• Task details:
Retype the data exactly. Spelling and punctuation stay as they are.

• Data for this task:
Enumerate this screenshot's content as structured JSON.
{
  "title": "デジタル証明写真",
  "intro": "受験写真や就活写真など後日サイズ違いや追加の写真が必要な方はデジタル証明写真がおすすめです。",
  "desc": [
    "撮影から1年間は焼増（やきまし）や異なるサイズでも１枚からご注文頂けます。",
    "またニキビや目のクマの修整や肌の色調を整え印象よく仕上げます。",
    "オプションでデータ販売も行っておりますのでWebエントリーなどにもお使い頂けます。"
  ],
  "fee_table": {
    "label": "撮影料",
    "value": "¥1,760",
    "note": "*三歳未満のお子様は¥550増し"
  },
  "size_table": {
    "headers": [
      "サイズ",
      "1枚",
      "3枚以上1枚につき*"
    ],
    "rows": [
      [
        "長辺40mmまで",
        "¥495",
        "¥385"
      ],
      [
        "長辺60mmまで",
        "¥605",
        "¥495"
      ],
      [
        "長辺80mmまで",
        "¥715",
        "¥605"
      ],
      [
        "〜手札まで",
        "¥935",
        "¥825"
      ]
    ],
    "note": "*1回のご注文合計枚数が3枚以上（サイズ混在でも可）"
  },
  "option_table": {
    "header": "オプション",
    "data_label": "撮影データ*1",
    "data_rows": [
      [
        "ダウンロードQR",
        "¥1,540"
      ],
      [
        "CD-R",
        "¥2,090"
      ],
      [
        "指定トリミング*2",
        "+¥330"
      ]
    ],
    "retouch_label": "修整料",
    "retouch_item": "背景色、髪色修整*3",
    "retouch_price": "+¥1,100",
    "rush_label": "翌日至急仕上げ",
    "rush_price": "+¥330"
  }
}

• Output for this exercise:
Enumerate this screenshot's content as structured JSON.
{
  "title": "デジタル証明写真",
  "intro": "受験写真や就活写真など後日サイズ違いや追加の写真が必要な方はデジタル証明写真がおすすめです。",
  "desc": [
    "撮影から1年間は焼増（やきまし）や異なるサイズでも１枚からご注文頂けます。",
    "またニキビや目のクマの修整や肌の色調を整え印象よく仕上げます。",
    "オプションでデータ販売も行っておりますのでWebエントリーなどにもお使い頂けます。"
  ],
  "fee_table": {
    "label": "撮影料",
    "value": "¥1,760",
    "note": "*三歳未満のお子様は¥550増し"
  },
  "size_table": {
    "headers": [
      "サイズ",
      "1枚",
      "3枚以上1枚につき*"
    ],
    "rows": [
      [
        "長辺40mmまで",
        "¥495",
        "¥385"
      ],
      [
        "長辺60mmまで",
        "¥605",
        "¥495"
      ],
      [
        "長辺80mmまで",
        "¥715",
        "¥605"
      ],
      [
        "〜手札まで",
        "¥935",
        "¥825"
      ]
    ],
    "note": "*1回のご注文合計枚数が3枚以上（サイズ混在でも可）"
  },
  "option_table": {
    "header": "オプション",
    "data_label": "撮影データ*1",
    "data_rows": [
      [
        "ダウンロードQR",
        "¥1,540"
      ],
      [
        "CD-R",
        "¥2,090"
      ],
      [
        "指定トリミング*2",
        "+¥330"
      ]
    ],
    "retouch_label": "修整料",
    "retouch_item": "背景色、髪色修整*3",
    "retouch_price": "+¥1,100",
    "rush_label": "翌日至急仕上げ",
    "rush_price": "+¥330"
  }
}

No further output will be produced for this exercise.